Title: How to Sharpen Pencils: A Practical and Theoretical Treatise on the Artisanal Craft of Pencil Sharpening for Writers, Artists, Contractors, Flange Turners, Anglesmiths, and Civil Servants
Author: David Rees
ISBN: 9781612190402 (hbk.)
Publisher: Melville House
- Louise, Central City Library
03 July, 2013
If you’re reading a library blog, I have to assume that you, too, love (or are exceedingly fond of) books and reading and libraries. What if you found out that books really were magic? That certain people could use books and words to perform some amazing things? That you could reach into a copy of The lion, the witch and the wardrobe (on the correct page, of course) and pull out a vial of Lucy’s healing potion? Or, looking for a particular book, reach into Robin McKinley’s Beauty and use the Beast’s library to locate it? Think of the power. Think of the temptation.

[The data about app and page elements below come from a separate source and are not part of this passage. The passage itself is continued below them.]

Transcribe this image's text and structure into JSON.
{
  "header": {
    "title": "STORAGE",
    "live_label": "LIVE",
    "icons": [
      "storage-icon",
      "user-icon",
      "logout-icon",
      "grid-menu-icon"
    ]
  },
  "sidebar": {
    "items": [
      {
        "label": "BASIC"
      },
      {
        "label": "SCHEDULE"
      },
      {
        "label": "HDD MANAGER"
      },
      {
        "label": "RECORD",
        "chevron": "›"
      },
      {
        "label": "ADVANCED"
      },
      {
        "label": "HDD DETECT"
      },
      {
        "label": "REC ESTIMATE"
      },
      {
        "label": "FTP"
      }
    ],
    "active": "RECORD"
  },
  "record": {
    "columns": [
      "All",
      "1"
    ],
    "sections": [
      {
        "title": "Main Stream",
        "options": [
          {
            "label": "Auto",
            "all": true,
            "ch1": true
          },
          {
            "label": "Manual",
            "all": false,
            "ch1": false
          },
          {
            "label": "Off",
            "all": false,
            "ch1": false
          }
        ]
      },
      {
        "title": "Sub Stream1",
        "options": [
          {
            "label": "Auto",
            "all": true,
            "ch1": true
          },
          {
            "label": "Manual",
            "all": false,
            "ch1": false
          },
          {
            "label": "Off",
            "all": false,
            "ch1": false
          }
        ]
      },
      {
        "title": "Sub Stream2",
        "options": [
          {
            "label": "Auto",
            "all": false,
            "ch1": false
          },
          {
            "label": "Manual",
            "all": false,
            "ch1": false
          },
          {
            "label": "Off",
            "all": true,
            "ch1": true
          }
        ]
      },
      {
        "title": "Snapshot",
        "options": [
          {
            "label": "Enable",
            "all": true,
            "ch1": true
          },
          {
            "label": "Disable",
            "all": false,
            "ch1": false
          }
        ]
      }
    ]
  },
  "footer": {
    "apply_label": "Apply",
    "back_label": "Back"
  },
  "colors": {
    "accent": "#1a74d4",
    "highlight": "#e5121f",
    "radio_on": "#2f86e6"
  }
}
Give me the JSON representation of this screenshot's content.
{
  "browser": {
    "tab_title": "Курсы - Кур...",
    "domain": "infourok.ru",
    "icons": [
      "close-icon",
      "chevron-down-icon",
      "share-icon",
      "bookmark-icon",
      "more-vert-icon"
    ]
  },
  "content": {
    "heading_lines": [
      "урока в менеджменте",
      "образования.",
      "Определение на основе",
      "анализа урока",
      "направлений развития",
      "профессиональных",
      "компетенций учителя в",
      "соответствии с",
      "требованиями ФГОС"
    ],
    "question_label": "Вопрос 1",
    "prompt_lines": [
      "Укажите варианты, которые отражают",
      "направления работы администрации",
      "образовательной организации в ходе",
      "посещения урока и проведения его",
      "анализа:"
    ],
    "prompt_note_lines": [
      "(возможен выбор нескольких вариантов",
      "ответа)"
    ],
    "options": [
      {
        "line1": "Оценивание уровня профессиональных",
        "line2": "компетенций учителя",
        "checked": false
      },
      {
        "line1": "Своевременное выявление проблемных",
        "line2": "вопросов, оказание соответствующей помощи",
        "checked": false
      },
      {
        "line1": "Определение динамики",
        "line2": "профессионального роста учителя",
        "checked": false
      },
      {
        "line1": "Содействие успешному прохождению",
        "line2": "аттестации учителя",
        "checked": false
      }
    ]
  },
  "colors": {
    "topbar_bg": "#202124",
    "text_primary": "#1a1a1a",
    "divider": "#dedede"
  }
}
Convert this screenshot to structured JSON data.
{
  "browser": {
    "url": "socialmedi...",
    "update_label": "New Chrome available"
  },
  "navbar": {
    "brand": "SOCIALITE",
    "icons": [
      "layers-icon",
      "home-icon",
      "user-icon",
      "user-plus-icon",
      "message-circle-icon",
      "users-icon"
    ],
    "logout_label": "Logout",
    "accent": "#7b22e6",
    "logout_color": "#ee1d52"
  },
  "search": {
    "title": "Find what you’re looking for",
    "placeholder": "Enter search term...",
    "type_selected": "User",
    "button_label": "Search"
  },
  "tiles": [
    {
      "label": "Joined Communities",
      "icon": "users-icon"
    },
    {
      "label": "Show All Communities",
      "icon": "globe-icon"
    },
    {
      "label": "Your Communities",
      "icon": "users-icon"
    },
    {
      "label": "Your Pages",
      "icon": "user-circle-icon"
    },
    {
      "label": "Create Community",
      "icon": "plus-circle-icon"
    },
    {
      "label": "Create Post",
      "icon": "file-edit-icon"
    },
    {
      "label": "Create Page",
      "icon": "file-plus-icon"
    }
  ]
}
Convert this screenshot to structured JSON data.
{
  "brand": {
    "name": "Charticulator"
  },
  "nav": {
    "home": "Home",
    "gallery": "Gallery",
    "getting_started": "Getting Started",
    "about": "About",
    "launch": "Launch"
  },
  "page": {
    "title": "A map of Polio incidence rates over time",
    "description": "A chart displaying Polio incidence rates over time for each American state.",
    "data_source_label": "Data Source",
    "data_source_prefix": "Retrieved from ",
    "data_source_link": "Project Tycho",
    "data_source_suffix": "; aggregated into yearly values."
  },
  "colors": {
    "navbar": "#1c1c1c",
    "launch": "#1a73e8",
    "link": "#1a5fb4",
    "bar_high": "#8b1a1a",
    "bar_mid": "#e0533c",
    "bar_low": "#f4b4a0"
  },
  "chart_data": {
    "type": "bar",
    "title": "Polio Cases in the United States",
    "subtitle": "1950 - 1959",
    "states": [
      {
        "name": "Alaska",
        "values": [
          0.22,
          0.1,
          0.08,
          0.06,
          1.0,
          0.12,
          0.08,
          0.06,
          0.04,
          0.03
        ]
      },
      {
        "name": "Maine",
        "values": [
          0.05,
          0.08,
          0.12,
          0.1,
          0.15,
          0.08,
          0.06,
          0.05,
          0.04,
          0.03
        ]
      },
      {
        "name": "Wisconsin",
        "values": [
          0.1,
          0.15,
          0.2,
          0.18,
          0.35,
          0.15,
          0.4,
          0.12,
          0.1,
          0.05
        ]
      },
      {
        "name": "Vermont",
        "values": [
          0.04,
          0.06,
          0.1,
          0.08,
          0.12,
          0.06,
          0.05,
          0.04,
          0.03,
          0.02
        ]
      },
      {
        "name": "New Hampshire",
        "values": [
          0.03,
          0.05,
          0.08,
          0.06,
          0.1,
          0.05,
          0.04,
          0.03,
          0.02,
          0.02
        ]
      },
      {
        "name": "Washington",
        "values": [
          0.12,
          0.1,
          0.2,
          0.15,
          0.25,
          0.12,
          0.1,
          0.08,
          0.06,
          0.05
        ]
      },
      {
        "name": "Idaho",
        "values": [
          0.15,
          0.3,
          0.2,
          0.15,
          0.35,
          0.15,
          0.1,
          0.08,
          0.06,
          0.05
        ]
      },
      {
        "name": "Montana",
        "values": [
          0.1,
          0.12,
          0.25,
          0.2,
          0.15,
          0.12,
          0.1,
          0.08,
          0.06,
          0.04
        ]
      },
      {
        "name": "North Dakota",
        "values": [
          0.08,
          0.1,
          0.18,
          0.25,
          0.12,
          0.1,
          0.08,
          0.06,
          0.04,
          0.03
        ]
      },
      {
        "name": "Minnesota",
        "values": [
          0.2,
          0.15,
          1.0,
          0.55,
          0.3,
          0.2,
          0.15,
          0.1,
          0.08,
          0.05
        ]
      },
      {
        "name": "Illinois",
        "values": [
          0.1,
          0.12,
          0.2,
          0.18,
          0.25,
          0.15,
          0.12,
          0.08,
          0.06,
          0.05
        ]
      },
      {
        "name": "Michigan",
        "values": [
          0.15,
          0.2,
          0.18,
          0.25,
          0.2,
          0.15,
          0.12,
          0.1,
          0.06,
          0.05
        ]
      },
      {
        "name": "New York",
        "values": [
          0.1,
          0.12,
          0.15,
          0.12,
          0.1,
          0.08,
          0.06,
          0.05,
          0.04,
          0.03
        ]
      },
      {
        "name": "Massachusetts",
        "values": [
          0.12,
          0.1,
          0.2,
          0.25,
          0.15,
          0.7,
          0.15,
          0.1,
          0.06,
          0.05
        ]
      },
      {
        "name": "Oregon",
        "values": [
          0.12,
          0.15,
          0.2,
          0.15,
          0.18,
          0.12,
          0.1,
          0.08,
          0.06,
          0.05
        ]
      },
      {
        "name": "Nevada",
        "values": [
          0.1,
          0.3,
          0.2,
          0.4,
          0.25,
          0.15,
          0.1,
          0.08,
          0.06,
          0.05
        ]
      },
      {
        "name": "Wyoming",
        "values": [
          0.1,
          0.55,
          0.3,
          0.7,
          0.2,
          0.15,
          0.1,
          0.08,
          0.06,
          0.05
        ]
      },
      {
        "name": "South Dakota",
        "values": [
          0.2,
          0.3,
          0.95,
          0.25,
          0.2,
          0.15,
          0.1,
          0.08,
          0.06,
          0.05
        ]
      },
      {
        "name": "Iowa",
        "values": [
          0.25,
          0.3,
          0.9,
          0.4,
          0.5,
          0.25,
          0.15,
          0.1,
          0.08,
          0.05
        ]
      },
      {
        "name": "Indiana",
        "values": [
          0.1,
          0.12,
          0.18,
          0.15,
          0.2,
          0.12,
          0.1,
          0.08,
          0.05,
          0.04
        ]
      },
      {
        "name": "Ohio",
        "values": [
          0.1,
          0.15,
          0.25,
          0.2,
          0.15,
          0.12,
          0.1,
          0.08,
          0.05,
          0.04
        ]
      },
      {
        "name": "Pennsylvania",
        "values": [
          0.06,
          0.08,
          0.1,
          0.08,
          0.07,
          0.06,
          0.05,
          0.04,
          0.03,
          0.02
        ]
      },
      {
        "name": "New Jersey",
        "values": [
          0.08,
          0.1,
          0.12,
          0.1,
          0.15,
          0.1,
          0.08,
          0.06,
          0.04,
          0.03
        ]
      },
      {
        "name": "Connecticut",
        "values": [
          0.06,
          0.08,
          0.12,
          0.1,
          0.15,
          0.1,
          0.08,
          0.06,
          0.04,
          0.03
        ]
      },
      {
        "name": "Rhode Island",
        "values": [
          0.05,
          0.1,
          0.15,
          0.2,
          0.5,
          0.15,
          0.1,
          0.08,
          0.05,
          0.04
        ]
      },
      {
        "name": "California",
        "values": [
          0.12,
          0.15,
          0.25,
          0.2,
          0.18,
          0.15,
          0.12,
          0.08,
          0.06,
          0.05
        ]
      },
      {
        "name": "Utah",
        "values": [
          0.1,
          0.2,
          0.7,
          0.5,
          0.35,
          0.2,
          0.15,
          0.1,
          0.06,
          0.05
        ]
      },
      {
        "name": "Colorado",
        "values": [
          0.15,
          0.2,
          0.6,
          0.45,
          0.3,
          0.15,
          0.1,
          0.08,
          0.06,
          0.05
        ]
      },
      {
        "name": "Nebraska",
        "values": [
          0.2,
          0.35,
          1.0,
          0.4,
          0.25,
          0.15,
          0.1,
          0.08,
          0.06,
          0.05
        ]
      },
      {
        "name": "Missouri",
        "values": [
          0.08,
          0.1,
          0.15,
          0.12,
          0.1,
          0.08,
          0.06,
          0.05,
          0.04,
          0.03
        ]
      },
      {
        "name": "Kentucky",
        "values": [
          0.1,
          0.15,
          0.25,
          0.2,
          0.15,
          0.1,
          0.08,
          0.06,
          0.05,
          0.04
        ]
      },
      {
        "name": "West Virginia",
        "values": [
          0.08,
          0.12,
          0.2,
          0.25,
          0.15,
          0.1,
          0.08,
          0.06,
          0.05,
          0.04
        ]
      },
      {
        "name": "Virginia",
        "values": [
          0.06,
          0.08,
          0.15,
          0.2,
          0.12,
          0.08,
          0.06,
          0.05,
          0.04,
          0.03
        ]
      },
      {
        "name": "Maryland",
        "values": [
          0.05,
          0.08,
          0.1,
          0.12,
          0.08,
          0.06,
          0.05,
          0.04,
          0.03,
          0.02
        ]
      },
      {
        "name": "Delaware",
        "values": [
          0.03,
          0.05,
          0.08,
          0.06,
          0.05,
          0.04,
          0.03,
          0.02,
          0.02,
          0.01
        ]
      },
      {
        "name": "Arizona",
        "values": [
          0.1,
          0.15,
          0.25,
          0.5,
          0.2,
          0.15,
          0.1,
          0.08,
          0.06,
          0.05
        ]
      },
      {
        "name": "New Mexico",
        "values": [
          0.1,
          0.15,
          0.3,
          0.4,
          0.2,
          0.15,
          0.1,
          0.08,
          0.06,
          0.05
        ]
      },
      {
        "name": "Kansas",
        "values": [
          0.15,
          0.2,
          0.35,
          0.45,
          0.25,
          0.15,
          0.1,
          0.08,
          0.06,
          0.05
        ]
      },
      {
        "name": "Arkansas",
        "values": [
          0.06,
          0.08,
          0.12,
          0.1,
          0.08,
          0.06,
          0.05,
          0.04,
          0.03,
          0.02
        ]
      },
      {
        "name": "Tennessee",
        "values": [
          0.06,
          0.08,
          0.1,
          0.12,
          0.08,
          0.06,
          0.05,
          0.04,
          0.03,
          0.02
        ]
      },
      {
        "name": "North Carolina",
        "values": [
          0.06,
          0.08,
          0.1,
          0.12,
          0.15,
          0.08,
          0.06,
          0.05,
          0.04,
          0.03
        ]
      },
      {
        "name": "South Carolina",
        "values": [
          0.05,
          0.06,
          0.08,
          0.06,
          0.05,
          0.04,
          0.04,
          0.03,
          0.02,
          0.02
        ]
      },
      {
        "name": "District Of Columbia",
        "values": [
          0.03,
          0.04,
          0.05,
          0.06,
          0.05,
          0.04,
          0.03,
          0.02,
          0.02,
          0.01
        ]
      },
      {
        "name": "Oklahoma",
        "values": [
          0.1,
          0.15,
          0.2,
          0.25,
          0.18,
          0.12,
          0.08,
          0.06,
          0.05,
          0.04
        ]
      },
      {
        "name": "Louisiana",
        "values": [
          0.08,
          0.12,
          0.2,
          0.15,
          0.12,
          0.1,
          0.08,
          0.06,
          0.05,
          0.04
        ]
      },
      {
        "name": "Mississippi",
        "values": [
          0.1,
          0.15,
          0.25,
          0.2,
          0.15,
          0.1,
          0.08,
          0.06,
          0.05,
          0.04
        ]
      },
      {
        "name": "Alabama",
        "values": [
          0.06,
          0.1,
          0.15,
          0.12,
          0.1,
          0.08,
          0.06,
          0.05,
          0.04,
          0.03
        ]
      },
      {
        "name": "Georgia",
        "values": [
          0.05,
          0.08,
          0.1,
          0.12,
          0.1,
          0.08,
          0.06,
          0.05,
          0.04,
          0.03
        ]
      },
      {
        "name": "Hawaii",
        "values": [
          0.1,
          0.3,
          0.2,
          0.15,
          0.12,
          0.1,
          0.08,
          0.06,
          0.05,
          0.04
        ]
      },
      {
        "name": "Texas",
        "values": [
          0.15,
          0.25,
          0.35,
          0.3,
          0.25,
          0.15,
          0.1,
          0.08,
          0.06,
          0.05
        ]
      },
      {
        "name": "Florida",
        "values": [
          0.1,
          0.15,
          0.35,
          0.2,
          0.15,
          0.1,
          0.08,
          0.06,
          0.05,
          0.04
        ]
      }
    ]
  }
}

Taking all of the above into account, I was impatient to read Libriomancer, featuring Isaac and librarian and libriomancer. It is due to Hines’ writing, however, that makes the story entrancing, and keeps you reading. You know you are reading something written by a fellow booklover and ponderer. Hines is not one to take himself seriously, and that attitude comes through his writing. It’s an attitude I like. (Need evidence of this? Check out his Cover Pose series on his blog).
The perfect read for a fantasy bookloving fan (liking Sherlock Holmes – the original text – will enhance your enjoyment).
Author: Jim C Hines
Publisher: DAW Books
- Annie, Central City Library.
01 July, 2013
Leah - Yellow; Madonna, Culture Club, Thompson Twins; Harrison Ford; E.T.
Leah and Keisha (Natalie) and Felix and Nathan. Went to the same school, live in the same area, grew up in the same estate. Don't all know each other, though Leah and Keisha were best friends since age 4. I have not ever been to NW London. But I reckon if I go there now I'd feel like I had. The sense of the place pervades this story.
The novel is in four sections which feature in order; Leah, Felix, Keisha/Natalie and Nathan. So we get a chance to hear what makes each person tick. Characters are strong, but story is also strong. The tragedy that is central to this novel involves you deeply in the characters lives.
I related strongly to the girls, and understood the boys. Why?..... It is because Smith taps into some universal experiences - and her references to the small things we do may surprise and delight you. On a grander scale there is the growing up and growing older thing, how we change and what we hold on to: falling off, falling on, and - growing more together, or not. The way we really all just continually muddle along.
It was funny, it was sad, it was tragic, it was smart and it was my best book in ages. Each time I put it down, I looked forward to when I'd next get to read.
Off to read Zadie Smith's White Teeth next. I hear that's a good one too.
Author: Zadie Smith
Publisher: Hamish Hamilton
- Emma, Birkenhead Library